▶ [Work request]
In the entries below, identify every line with the string "bold" and copy it.

Provided information below:

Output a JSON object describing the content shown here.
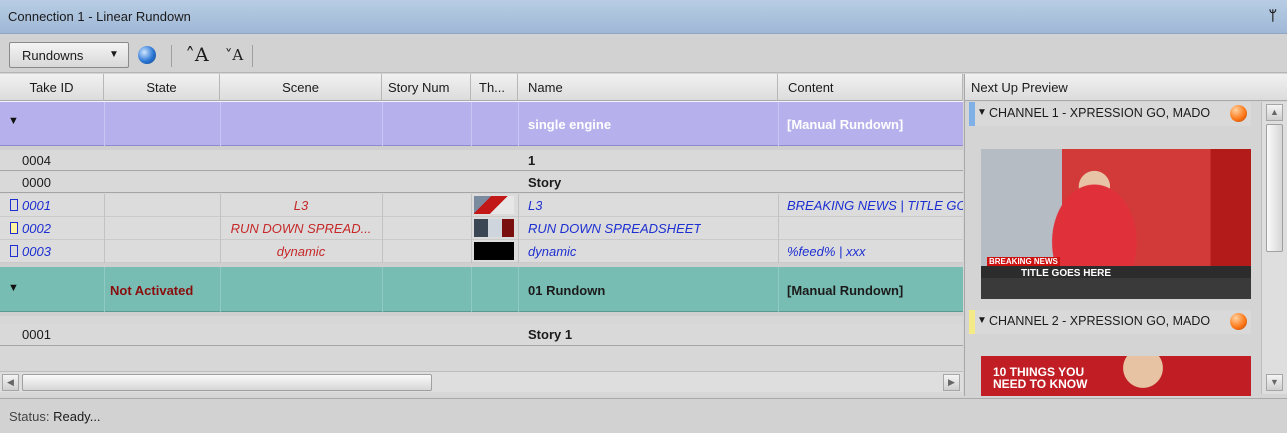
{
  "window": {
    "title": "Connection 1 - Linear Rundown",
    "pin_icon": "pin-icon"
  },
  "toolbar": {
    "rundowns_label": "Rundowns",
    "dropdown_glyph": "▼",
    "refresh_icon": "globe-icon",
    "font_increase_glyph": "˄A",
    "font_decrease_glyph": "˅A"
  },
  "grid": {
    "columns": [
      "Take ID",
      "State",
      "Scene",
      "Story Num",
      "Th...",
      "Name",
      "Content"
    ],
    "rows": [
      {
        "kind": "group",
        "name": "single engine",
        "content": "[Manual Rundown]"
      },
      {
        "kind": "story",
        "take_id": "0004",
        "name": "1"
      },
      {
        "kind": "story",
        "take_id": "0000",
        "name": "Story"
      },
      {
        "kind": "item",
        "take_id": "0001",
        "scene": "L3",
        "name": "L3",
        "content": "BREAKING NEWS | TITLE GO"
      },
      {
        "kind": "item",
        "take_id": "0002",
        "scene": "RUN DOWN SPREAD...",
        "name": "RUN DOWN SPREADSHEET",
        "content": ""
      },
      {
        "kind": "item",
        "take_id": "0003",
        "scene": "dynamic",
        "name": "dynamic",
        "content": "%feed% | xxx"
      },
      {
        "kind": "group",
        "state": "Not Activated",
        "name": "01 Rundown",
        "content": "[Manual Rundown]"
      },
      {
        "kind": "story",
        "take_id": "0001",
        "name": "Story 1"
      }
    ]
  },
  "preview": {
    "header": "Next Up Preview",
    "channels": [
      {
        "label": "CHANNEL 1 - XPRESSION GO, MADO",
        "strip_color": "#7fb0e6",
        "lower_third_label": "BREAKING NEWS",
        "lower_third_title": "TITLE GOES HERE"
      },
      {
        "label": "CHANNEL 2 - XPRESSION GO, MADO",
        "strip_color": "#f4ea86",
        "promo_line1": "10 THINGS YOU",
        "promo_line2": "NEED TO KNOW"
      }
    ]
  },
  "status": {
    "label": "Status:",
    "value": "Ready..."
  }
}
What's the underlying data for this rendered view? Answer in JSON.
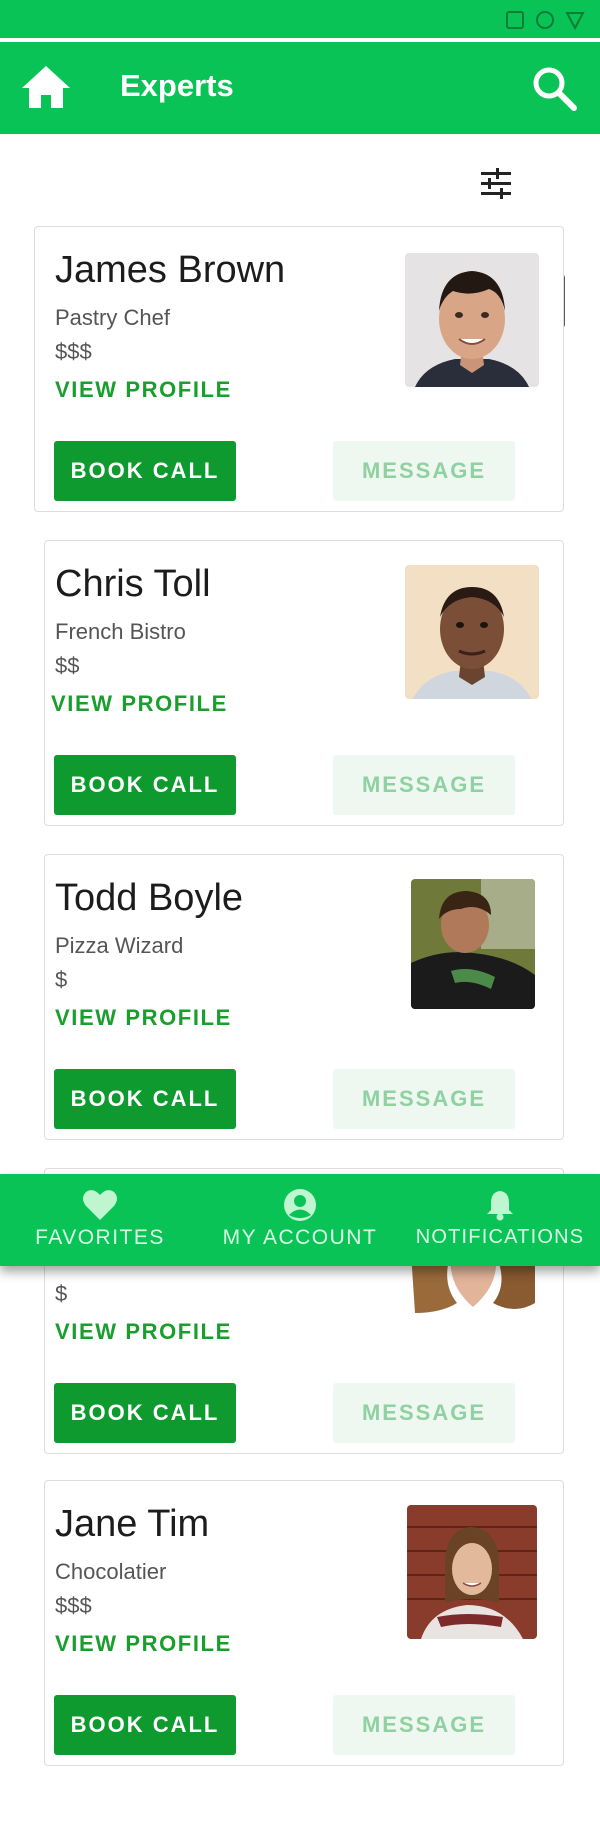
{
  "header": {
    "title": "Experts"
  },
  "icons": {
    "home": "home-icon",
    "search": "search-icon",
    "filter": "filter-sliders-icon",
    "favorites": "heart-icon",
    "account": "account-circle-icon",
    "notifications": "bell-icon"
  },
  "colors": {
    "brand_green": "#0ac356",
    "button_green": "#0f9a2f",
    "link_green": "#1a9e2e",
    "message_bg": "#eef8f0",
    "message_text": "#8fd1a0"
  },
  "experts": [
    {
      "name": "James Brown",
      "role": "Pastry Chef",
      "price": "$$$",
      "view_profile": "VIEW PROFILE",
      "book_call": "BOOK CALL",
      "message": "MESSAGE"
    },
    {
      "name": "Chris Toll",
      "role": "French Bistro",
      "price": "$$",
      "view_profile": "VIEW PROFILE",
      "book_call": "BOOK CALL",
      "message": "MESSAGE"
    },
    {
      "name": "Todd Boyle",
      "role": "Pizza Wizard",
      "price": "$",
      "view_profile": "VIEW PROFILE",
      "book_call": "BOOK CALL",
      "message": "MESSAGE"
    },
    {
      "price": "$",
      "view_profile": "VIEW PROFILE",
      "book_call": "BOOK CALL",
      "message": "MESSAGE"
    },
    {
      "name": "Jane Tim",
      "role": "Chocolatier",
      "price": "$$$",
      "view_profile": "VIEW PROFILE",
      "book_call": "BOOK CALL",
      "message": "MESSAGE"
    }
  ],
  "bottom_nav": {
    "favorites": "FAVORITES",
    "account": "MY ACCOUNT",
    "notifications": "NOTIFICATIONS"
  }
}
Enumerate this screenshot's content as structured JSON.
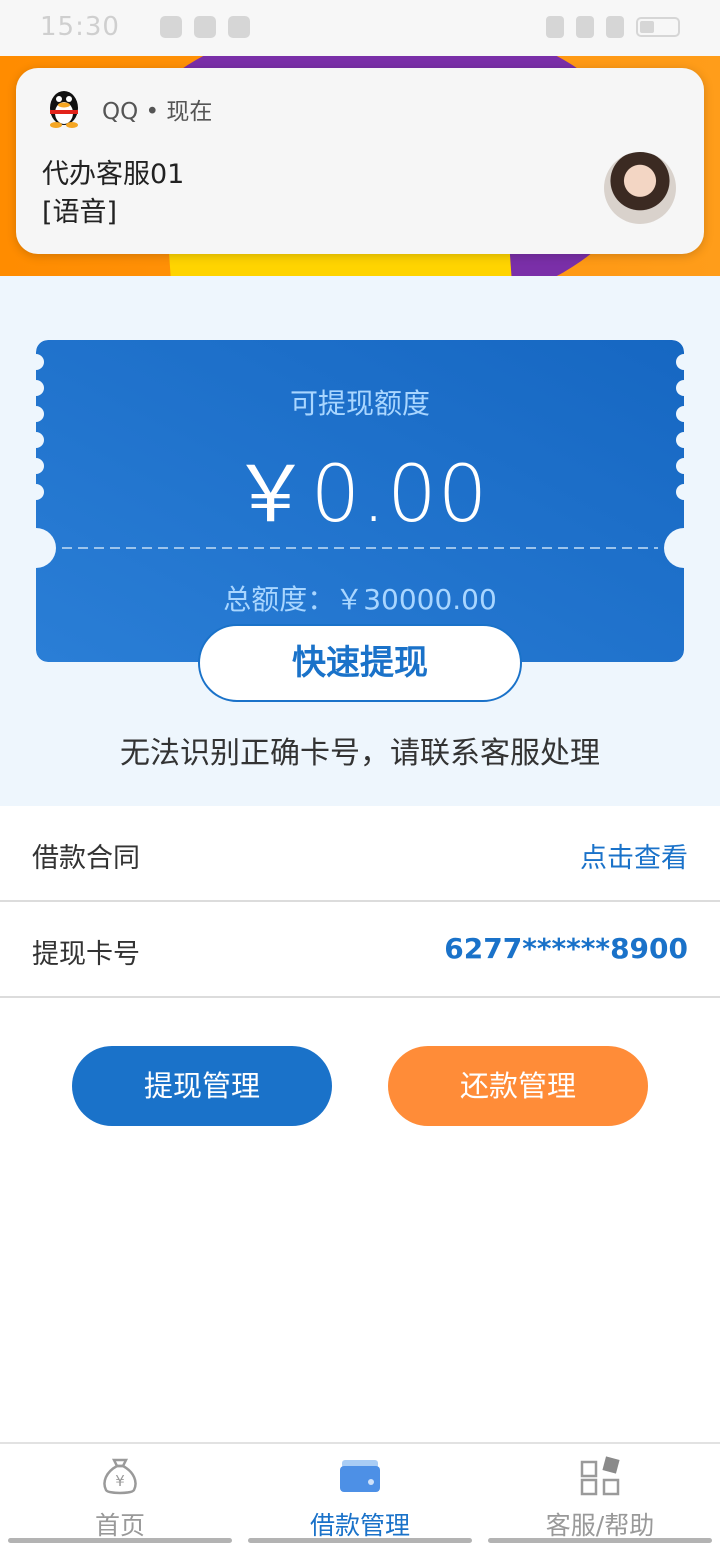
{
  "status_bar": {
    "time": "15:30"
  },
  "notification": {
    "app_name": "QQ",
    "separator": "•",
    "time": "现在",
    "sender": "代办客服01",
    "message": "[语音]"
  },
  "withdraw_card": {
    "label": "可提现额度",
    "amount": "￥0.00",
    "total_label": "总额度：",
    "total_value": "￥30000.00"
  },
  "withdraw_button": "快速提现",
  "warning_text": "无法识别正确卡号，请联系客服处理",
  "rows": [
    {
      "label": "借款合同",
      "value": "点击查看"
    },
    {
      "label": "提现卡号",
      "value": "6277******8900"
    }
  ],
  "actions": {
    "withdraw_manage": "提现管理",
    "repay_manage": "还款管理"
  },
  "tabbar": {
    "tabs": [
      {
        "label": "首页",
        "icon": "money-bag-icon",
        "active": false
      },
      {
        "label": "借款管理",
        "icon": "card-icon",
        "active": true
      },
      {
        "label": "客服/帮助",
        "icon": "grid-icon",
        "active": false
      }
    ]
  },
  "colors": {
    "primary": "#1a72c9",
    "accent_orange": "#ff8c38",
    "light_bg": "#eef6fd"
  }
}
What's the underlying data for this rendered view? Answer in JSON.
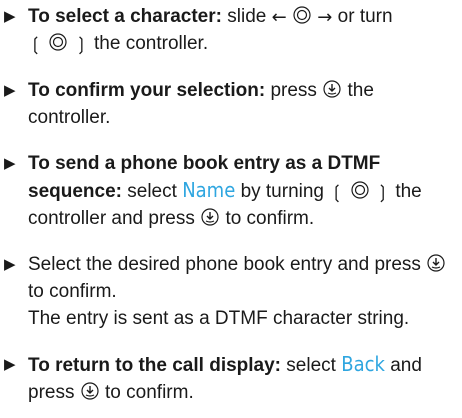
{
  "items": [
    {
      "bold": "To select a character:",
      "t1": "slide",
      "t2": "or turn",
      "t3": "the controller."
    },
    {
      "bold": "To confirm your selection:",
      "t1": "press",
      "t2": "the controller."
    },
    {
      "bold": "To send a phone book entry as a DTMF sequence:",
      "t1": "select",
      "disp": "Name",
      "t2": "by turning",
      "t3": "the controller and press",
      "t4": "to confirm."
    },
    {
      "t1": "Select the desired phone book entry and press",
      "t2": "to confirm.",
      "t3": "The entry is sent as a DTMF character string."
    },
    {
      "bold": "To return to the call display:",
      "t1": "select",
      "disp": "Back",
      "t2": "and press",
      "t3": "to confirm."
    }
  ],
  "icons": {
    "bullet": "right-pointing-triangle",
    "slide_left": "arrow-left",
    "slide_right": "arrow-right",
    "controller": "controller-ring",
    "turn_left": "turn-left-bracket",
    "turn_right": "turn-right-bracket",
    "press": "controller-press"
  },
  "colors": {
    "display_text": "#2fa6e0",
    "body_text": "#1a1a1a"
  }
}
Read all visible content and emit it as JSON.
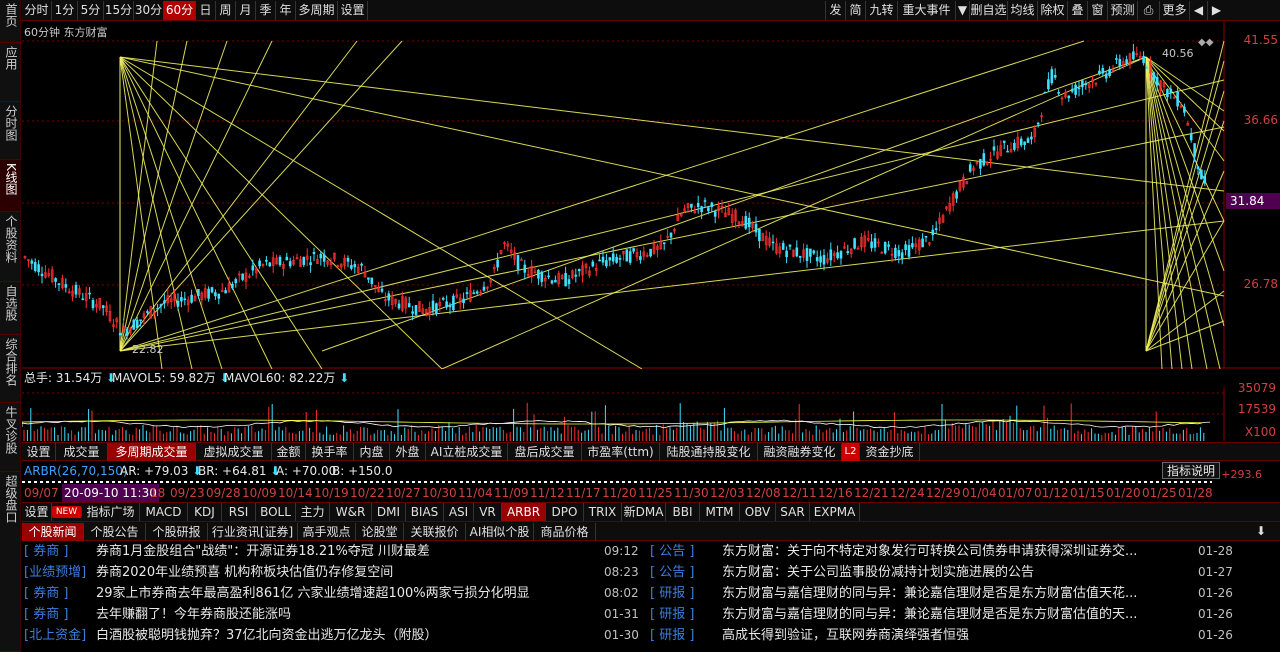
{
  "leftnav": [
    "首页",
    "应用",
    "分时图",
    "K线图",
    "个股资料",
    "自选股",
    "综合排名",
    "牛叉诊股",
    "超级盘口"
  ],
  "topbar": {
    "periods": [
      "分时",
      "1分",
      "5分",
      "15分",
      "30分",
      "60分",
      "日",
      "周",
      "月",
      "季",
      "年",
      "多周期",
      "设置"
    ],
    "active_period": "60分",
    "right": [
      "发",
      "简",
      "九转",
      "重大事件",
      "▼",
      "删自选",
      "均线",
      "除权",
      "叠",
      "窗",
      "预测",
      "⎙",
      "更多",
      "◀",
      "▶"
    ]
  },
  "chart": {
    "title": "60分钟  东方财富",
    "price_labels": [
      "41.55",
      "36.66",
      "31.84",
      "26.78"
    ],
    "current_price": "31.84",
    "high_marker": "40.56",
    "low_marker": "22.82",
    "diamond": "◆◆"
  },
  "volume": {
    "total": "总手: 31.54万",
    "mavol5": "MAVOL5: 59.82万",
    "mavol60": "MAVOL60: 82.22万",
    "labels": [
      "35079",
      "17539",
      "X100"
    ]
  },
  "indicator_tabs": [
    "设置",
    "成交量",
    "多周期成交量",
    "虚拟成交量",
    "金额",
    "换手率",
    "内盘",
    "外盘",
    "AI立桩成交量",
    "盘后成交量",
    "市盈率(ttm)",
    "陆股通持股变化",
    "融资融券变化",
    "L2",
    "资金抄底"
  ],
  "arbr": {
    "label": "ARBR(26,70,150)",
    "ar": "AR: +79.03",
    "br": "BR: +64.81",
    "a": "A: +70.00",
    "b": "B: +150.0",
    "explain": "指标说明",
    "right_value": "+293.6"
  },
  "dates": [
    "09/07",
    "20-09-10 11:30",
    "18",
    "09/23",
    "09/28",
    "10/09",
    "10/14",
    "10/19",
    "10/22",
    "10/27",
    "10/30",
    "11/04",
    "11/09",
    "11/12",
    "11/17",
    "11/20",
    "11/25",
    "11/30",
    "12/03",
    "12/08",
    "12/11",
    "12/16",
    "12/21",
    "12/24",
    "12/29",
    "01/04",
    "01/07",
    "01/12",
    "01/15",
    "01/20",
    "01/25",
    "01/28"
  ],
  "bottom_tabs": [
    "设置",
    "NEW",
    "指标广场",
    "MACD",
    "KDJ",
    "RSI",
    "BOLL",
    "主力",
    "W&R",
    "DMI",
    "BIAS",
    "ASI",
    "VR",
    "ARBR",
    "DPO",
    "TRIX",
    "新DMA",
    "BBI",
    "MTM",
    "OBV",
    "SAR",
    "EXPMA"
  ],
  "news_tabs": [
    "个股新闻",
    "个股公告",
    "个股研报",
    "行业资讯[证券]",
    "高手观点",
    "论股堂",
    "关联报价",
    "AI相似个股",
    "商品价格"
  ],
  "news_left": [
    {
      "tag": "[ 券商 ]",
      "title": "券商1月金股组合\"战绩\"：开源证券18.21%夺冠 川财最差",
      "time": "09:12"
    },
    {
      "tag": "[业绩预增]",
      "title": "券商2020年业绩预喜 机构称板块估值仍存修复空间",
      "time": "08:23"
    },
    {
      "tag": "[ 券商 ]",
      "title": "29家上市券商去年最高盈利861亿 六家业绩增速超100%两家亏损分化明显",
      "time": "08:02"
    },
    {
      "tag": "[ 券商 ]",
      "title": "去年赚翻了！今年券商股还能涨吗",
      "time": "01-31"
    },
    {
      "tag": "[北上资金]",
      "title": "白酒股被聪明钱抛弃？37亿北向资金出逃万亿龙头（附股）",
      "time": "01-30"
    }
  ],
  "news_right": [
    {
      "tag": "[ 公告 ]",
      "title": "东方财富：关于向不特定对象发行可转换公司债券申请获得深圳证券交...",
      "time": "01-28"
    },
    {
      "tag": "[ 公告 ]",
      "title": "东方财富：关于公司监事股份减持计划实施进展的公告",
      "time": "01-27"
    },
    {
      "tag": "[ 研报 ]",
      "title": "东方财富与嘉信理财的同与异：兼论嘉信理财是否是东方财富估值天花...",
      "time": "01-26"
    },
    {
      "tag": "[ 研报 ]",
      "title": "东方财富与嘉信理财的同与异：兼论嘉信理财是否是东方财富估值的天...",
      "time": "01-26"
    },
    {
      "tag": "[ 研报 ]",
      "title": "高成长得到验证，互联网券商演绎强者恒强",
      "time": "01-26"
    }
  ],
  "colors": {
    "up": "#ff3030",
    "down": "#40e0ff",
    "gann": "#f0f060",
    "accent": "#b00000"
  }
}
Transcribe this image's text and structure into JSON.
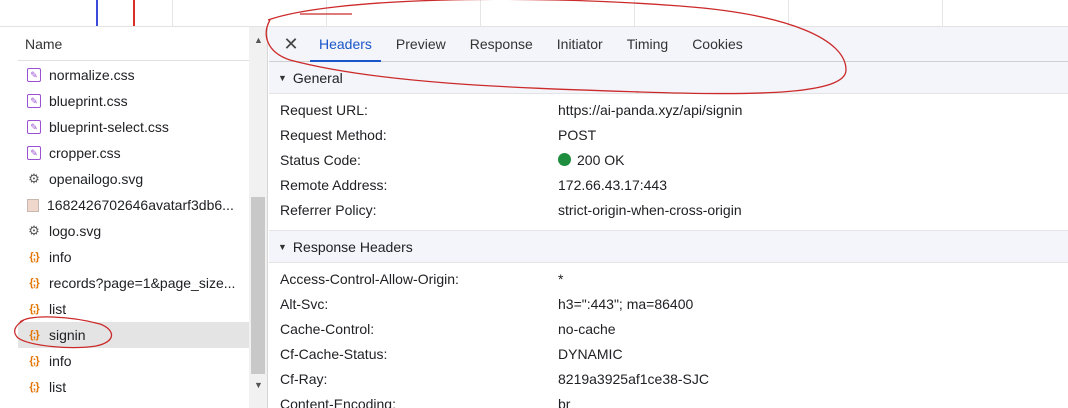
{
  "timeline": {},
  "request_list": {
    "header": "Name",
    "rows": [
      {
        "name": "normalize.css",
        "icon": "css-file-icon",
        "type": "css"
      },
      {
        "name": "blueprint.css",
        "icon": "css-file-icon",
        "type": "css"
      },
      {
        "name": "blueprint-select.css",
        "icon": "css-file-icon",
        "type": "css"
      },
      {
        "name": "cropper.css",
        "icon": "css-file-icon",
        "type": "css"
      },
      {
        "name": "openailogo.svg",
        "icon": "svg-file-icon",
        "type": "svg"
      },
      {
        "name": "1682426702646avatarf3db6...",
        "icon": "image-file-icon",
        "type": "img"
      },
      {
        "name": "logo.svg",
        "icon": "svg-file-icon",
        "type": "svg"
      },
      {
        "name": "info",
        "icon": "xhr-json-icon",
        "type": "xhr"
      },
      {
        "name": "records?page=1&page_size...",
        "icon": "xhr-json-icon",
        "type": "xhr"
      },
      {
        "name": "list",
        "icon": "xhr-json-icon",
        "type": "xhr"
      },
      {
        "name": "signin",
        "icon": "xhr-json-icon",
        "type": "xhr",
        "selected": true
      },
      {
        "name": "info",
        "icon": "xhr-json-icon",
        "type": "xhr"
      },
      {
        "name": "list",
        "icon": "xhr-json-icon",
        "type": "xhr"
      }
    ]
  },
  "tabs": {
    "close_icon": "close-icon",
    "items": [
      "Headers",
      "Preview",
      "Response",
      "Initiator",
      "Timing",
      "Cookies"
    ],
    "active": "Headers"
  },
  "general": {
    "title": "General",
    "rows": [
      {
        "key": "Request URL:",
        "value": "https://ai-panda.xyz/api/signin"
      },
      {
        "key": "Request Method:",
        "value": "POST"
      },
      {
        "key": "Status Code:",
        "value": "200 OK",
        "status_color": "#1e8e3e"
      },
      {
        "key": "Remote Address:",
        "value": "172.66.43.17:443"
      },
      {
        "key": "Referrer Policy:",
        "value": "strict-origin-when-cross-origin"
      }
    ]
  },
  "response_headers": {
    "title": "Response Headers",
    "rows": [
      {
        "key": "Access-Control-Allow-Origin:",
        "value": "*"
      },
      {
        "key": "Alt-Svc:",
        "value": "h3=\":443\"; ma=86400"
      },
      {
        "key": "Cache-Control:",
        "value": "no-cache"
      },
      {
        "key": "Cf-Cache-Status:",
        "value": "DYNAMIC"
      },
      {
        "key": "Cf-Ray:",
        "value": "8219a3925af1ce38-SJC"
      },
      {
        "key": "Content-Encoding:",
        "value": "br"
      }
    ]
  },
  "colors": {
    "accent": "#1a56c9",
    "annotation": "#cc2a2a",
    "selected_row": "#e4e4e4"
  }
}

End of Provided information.

▶ [Written solution]
      "bold": "To select a character:",
      "bold": "To confirm your selection:",
      "bold": "To send a phone book entry as a DTMF sequence:",
      "bold": "To return to the call display:",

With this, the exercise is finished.